Another source is using YTD numbers to proclaim that 2015 may be a record year for dealmaking around the world. According to The Economist:
So far this year is turning out to be even stronger than last in terms of buyer activity and interest. More and more sources are indicating that 2015 may end up being another record year for deal closings in the U.S. and worldwide.
As we have examined in past posts, a great indicator of future M&A activity is the level of deal launches and data rooms being populated. Traditionally, if a data room is opened and filled with information, it is a good indicator that a transaction will be closing eventually.
For this reason, we closely watch the Intralinks quarterly Deal Flow Predictor. Intralinks is a leading, global SaaS provider of secure content collaboration solutions. They are a key provider of virtual data rooms for the M&A industry and have created the Deal Flow Predictor (DFP), which they update quarterly, to track potential M&A activity worldwide.
The Intralinks DFP has been independently verified as an accurate predictor of future changes in the global volume (number) of announced M&A transactions. Quarter-over-quarter (QoQ) percentage changes in the Intralinks DFP are typically reflected (on average) six months later in announced deal volumes, as reported by Thomson Reuters.
One of the truly interesting phenomenons we have seen in recent years in the M&A industry is the move by buyers, especially private equity firms, “downstream” into smaller-sized company valuations. A number of factors have contributed to this, the primary being this: Equity firms have learned that it is far safer and more lucrative to look for fragmented industries, acquire a mid-sized “platform” company and then “add on” to it by making a number of follow-up strategic acquisitions that are complimentary to the platform. In fact, last year more than 60% of all private equity acquisitions were add-ons.
Dozens and dozens of equity firms throughout the U.S. and the world are now following this strategy. Because this trend is growing, a number of people in the industry are seeing it as a new and growing business model rather than a trend.
You have to love entrepreneurs and the skills, strengths, aptitude, and attitude that enables them to risk everything to build something. Having worked with leading visionaries who are true serial entrepreneurs for nearly three decades, I can honestly tell you that without them, our economy and society would not be nearly as vibrant, growing, and diverse.
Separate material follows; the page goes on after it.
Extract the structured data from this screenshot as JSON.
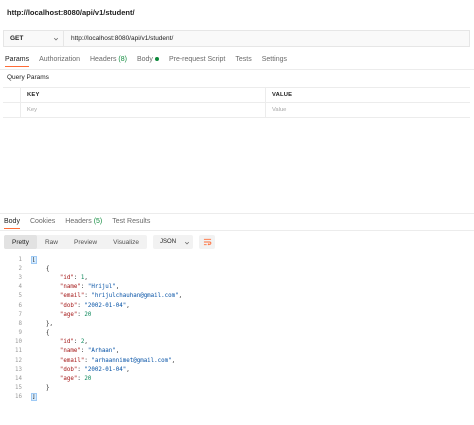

However, a couple of their key qualities can, in the long run, actually end up hurting the very entity they have founded if not managed correctly. To put it bluntly, far too many entrepreneurs lack the delegation, mentoring, and personal development skills that are so vital to help a business reach its full potential. This is not a knock on this group. Rather it is simply an observation that their leadership strengths, decision making skills, and vision often run counter to one fundamental dynamic: eventually a successor must be groomed. This is a reality far too many business owners put off.
As we have examined in past posts, deal making in 2015 is off to a rousing start, with the numbers indicating that 2015 could be a record year for transactions. So I was not surprised by the news reported in the LA Times recently:
“A striking 56% of companies assessed say they intend to make acquisitions in the coming year, up from 40% in October … That’s the first time since 2010 that more than half of executives say they plan to make an acquisition in the next 12 months.”
This data came from an Ernst and Young (EY) survey based on interviews with 1,600 senior executives from large companies across industries in 54 countries.
One of the biggest challenges Generational Equity faces is educating the owners of family-owned businesses about the need to eventually develop an exit strategy. And often it seems the longer a family has owned a business, the more difficult the task becomes of teaching multiple generations about how a family’s financial legacy benefits after developing an exit plan, rather than turning the company over to the fourth generation, hoping that the 28-year-old nephew has the skills needed to grow a $50 million business to $100 million and beyond.
Commitment. What a key word. The official definition is:
1. a: an act of committing to a charge or trust: as (1) : a consignment to a penal or mental institution (2) : an act of referring a matter to a legislative committee
b: mittimus2. a: an agreement or pledge to do something in the future; especially : an engagement to assume a financial obligation at a future date
b: something pledged
c: the state or an instance of being obligated or emotionally impelled i.e., a commitment to a cause
Since we are not referring to being consigned to an institution or a committee, we will focus on the meaning as it relates to No. 2 above. In this sense, a commitment to a deed is an indication that at some future time you will take action because of a “commitment” to a project, cause, movement, or belief state.
In the M&A arena, a committed seller is one that buyers have confidence in, certainly more than a seller who is not willing to complete and conclude a transaction.
We recently published an article outlining the importance of having your company valued before going to market. In that piece we examined why this is important for YOU (so you have a good idea of the current market value) and for BUYERS (so that they know you are committed to actually selling your company and you have appropriate value expectations). We also mentioned how vital it was to use “recast” financials as part of the evaluation process. Given the fact that most business owners are not familiar with this term and concept, we wanted to do a follow-up piece on recasting, providing you further details on this key step in any valuation process.